Historically speaking, the book informs us of how watching the sky helped ancient people with navigating their ships based on the stars, how they told time with the position of the sun, and that they would organise planting schedules based on the moon’s phases for better yields at harvest. We learn how planets were first discovered through the naked eye of early stargazers, and how the curiosity of early Greek scientists led to the study of astronomy. Visit the Mythology of the Solar System post in The Gallery to learn more about how Roman and Greek mythology inspired the names of the planets Mercury, Venus, Mars, Jupiter, and Saturn.

There are sections devoted to describing the planets, and their size in comparison to Earth, I found to be very enlightening, although my little space lover was quick to inform me, “You’re just late to the party, Mummy!’ We both learned a fascinating fact about Jupiter: its famous red spot is a storm that has been raging for 350 years!

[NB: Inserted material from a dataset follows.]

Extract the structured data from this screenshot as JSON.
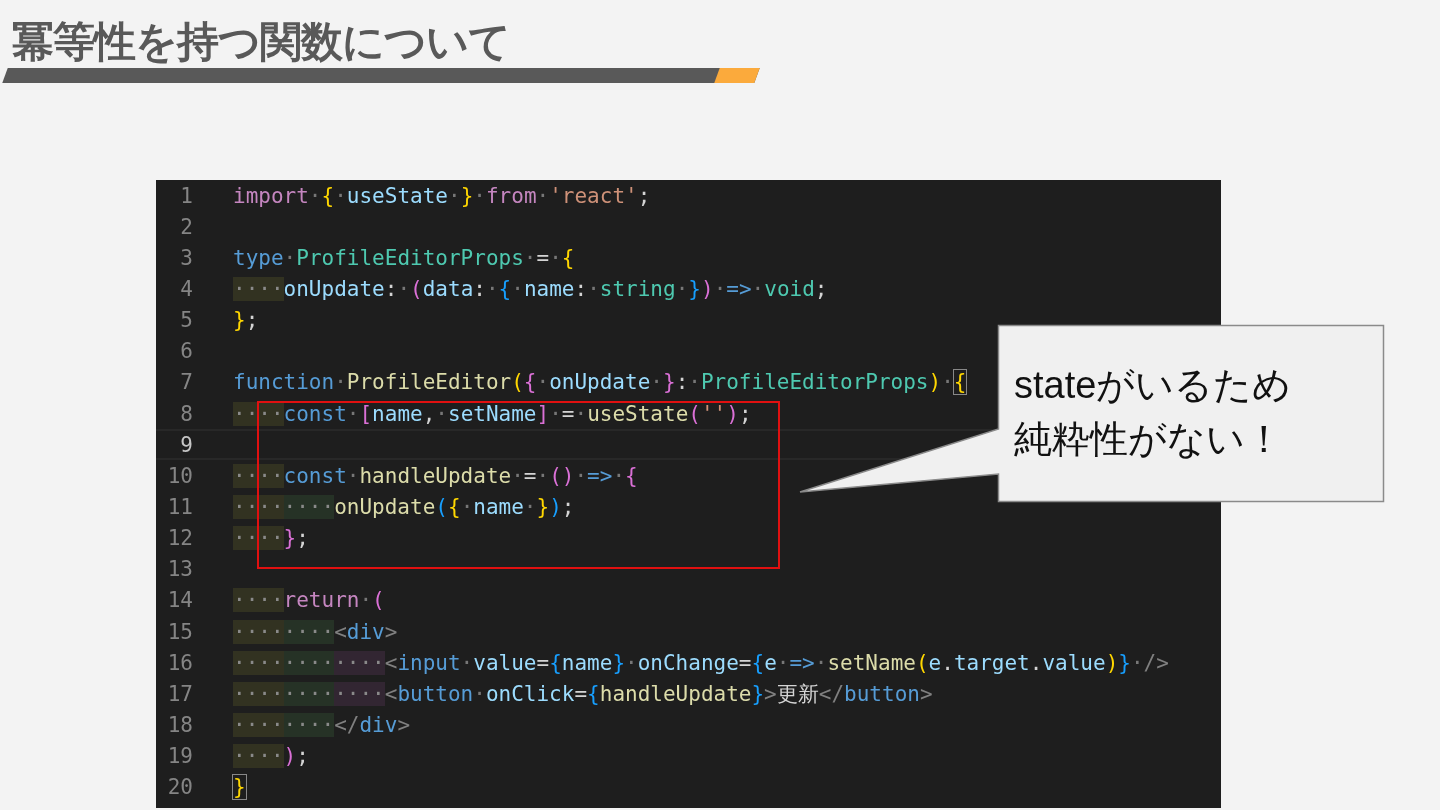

Picture of Jupiter's Great Red Spot (GRS) which is an anticyclonic storm
The Great Red Spot on Jupiter is a storm that has been raging 22° south of its equator for hundreds of years

And did you know that our moon is just a piece of Earth that was broken off from the planet after being hit by a very large object? 

Giant Impact Hypothesis diagram
Giant Impact hypothesis that resulted in our moon forming

To the thrill of my son, special attention was also paid to the planet Mars, and the Curiosity Rover that landed there in 2012.  

Image of the Mars Rover Curiosity in 2012
Mars rover Curiosity which touched down on August 5th, 2012

Learning is made easy as the informative diagrams and pictures throughout are not only eye-catching, but help to explain some of the concepts visually for little ones. For example, a basketball court is used to describe the Earth’s distance from the sun, the Earth’s axis, and the resulting season changes around the globe.

Minor mention of UFOs, and aliens, are part of the recount, as well as major innovations in space exploration like the Hubble Telescope, and the ISS.

Picture of the Hubble Telescope with the Earth in the background
The Hubble Telescope that was launched in 1990

Lest we forget why it all began, we are informed of the space race that spurred JFK to extensively fund space research, with the goal to beat the Russian Cosmonauts in putting the first man on the moon!

We really enjoyed reading this one from Who HQ, and this novice learned a tonne of new things since my early years when I was fascinated by our solar system. I’ve rounded up to 4.5 peaches for my rating, so make sure to share this educational book with your budding astronomer, they won’t be disappointed!

A shooting star bookmark that I made after reading Where Is Our Solar System?

Shooting Star crochet bookmark being displayed on the first pages of the book Destination Moon.